The top of the scale would be a person living an independent full life, moving through five stages to immobility, dependence in self care, inability/unwillingness to communicate and with no social interaction at the end of the scale.
At this stage I would suggest quality of life is zero and a peaceful, pain-free, and dignified death would be preferable.
Consultation with the family would be an essential part of the process.
Marjorie Mackenzie, Grange Loan, Edinburgh
Cameron has not stuck to his word
BEFORE David Cameron became PM, he gave us a “cast iron” promise that he would waste no time on giving us a referendum on the EU as soon as he became PM.
He has turned his back on that and I will never forgive him for it.
Alan Lough, Boroughdales, Dunbar
Cockburn would spin in his grave
SHOPS are not the main attraction of Stockbridge and more of them would diminish its charm.
The Accies’ proposed retail frontage would not “open up the whole area|” as Ian Lutton claims (Letters, November 2).
It would shut Comely Bank Road off from the attractive, open green land to the north.
You wouldn’t even be able to see the trees on the hill in Inverleith Park from the top deck of a passing bus.

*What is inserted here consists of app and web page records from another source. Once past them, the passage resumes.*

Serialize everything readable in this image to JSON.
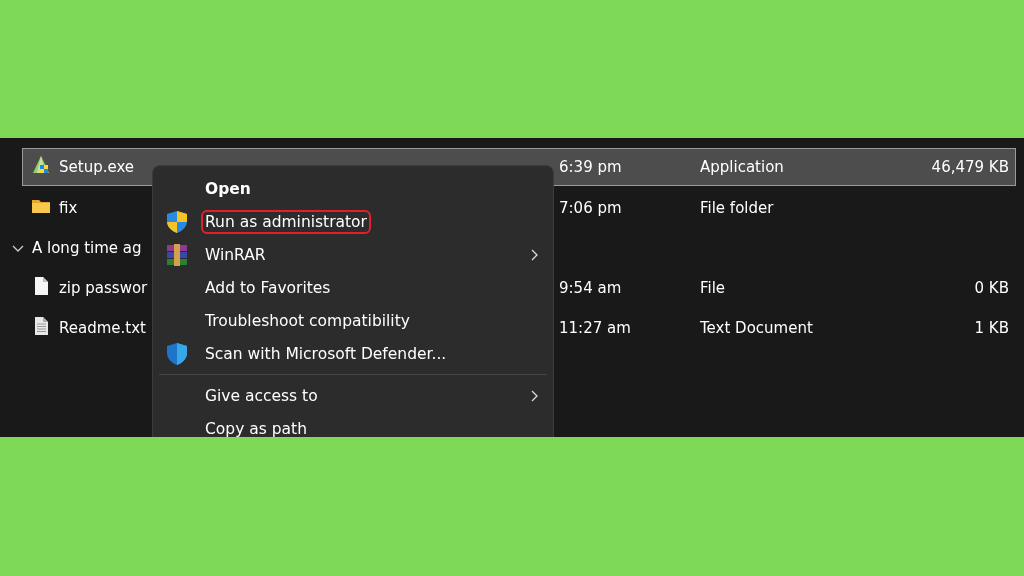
{
  "files": [
    {
      "kind": "exe",
      "name": "Setup.exe",
      "modified": "6:39 pm",
      "type": "Application",
      "size": "46,479 KB",
      "selected": true
    },
    {
      "kind": "folder",
      "name": "fix",
      "modified": "7:06 pm",
      "type": "File folder",
      "selected": false
    },
    {
      "kind": "group",
      "name": "A long time ag",
      "expanded": true
    },
    {
      "kind": "file",
      "name": "zip passwor",
      "modified": "9:54 am",
      "type": "File",
      "size": "0 KB",
      "selected": false
    },
    {
      "kind": "text",
      "name": "Readme.txt",
      "modified": "11:27 am",
      "type": "Text Document",
      "size": "1 KB",
      "selected": false
    }
  ],
  "context_menu": [
    {
      "kind": "item",
      "label": "Open",
      "default": true,
      "highlighted": false
    },
    {
      "kind": "uac",
      "label": "Run as administrator",
      "highlighted": true
    },
    {
      "kind": "archive",
      "label": "WinRAR",
      "submenu": true,
      "highlighted": false
    },
    {
      "kind": "item",
      "label": "Add to Favorites",
      "highlighted": false
    },
    {
      "kind": "item",
      "label": "Troubleshoot compatibility",
      "highlighted": false
    },
    {
      "kind": "defender",
      "label": "Scan with Microsoft Defender...",
      "highlighted": false
    },
    {
      "kind": "separator"
    },
    {
      "kind": "item",
      "label": "Give access to",
      "submenu": true,
      "highlighted": false
    },
    {
      "kind": "item",
      "label": "Copy as path",
      "highlighted": false
    }
  ]
}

What the Accies want to do is the Stockbridge equivalent of building on the south side of Princes Street.
Lord Cockburn dismissed such notions as “absolutely insane” in his celebrated 1849 letter to the Lord Provost “on the best ways of spoiling the beauty of Edinburgh”.
If the Accies get planning consent, Lord Cockburn will be spinning in his grave.
Thomas Manderson, Brougham Place, Edinburgh
Buses great, pity about passengers
AS a recent convert to Edinburgh’s bus service, I can confirm recent descriptions of its excellence.
Unfortunately many of the passengers are rather less splendid. When the buses are full, the standing passengers congregate at the front, blocking entry to others rather than moving down the bus.
Even worse are those who sit in the outer seat with bags on the inner seat and glare balefully at the standing passengers who would have appreciated the empty inner seat.
Perhaps they have purchased two tickets, but I rather doubt it. Were they born with absolutely no sense of consideration for others?
M Bates, Upper Bow, Edinburgh